▶ What is required: Pull every line that holds the word "您的卡号是" from the entries.

▶ Provided entries:

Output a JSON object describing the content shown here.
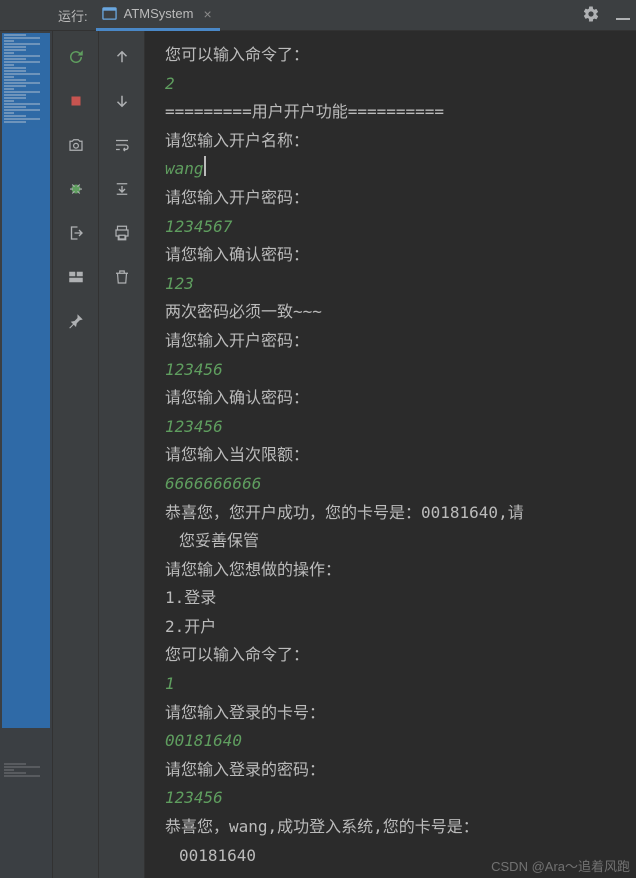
{
  "topbar": {
    "run_label": "运行:",
    "tab_title": "ATMSystem",
    "tab_close": "×"
  },
  "console": {
    "lines": [
      {
        "t": "out",
        "v": "您可以输入命令了："
      },
      {
        "t": "in",
        "v": "2"
      },
      {
        "t": "out",
        "v": "=========用户开户功能=========="
      },
      {
        "t": "out",
        "v": "请您输入开户名称："
      },
      {
        "t": "in",
        "v": "wang",
        "cursor": true
      },
      {
        "t": "out",
        "v": "请您输入开户密码："
      },
      {
        "t": "in",
        "v": "1234567"
      },
      {
        "t": "out",
        "v": "请您输入确认密码："
      },
      {
        "t": "in",
        "v": "123"
      },
      {
        "t": "out",
        "v": "两次密码必须一致~~~"
      },
      {
        "t": "out",
        "v": "请您输入开户密码："
      },
      {
        "t": "in",
        "v": "123456"
      },
      {
        "t": "out",
        "v": "请您输入确认密码："
      },
      {
        "t": "in",
        "v": "123456"
      },
      {
        "t": "out",
        "v": "请您输入当次限额："
      },
      {
        "t": "in",
        "v": "6666666666"
      },
      {
        "t": "out",
        "v": "恭喜您，您开户成功，您的卡号是：00181640,请"
      },
      {
        "t": "out",
        "v": "您妥善保管",
        "indent": true
      },
      {
        "t": "out",
        "v": "请您输入您想做的操作："
      },
      {
        "t": "out",
        "v": "1.登录"
      },
      {
        "t": "out",
        "v": "2.开户"
      },
      {
        "t": "out",
        "v": "您可以输入命令了："
      },
      {
        "t": "in",
        "v": "1"
      },
      {
        "t": "out",
        "v": "请您输入登录的卡号："
      },
      {
        "t": "in",
        "v": "00181640"
      },
      {
        "t": "out",
        "v": "请您输入登录的密码："
      },
      {
        "t": "in",
        "v": "123456"
      },
      {
        "t": "out",
        "v": "恭喜您，wang,成功登入系统,您的卡号是："
      },
      {
        "t": "out",
        "v": "00181640",
        "indent": true
      }
    ]
  },
  "watermark": "CSDN @Ara～追着风跑"
}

▶ Answer:
        "v": "恭喜您，您开户成功，您的卡号是：00181640,请"
        "v": "恭喜您，wang,成功登入系统,您的卡号是："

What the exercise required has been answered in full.